“It’s clearer for them, and they have more certainty about where they will fall and what will affect them. Since price capping was a priority goal for them, at least they know where they stand and what price they will pay next year,” Josef Jaroš, chairman of the Association of Small and Medium-Sized Enterprises of the Czech Republic (AMSP), said.
The information that the capping of prices at six crowns, including value-added tax per kilowatt-hour of electricity and three crowns per kilowatt-hour of gas, will also apply to companies with up to 250 employees and a turnover of 50 million euros (about CZK 1.23 billion) was announced by advisers to Prime Minister Petr Fiala (ODS) at a meeting with journalists on Thursday.
Until then, smaller firms were unsure whether they would have to apply for price compensation subsidies like large companies.
“The financial compensation based on the temporary crisis framework is more complicated. There is more administration, a waiting period, and a time limit for processing. It will be announced on 1 November. So if I parallel the covid compensation, I expect them to get their hands on the money in the first quarter of next year,” Jaroš said. The capped prices are more favorable for smaller and medium-sized enterprises at the moment.

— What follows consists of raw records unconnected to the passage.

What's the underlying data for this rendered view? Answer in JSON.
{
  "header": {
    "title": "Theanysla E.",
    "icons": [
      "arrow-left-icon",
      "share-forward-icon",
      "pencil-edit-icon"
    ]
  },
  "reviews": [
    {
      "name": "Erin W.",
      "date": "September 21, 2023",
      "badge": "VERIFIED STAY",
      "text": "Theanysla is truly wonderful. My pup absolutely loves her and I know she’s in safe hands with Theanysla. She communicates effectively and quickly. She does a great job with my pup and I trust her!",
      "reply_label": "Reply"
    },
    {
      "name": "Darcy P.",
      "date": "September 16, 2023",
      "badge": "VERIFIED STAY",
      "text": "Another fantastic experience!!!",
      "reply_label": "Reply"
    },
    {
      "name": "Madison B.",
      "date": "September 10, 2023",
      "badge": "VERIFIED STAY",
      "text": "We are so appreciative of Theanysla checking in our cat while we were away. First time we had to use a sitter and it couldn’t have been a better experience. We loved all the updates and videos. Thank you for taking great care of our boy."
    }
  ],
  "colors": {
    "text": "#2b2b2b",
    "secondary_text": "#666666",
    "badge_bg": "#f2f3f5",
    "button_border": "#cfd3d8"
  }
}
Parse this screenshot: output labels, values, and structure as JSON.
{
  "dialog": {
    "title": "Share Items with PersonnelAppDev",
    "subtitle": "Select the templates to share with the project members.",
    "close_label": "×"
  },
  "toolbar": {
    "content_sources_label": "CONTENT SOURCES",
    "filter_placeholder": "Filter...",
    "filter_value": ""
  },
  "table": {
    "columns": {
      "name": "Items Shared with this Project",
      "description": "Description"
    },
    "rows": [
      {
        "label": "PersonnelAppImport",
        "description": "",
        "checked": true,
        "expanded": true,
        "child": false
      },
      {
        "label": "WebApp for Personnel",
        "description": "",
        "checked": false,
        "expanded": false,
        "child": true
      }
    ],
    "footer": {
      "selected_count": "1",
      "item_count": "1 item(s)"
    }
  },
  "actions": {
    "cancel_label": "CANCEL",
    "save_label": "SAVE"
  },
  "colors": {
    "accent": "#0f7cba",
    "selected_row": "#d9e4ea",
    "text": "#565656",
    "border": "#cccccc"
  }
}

Vladimír Dlouhý, president of the Chamber of Commerce of the Czech Republic, has a similar view. However, the compensation could be combined with capping in some cases.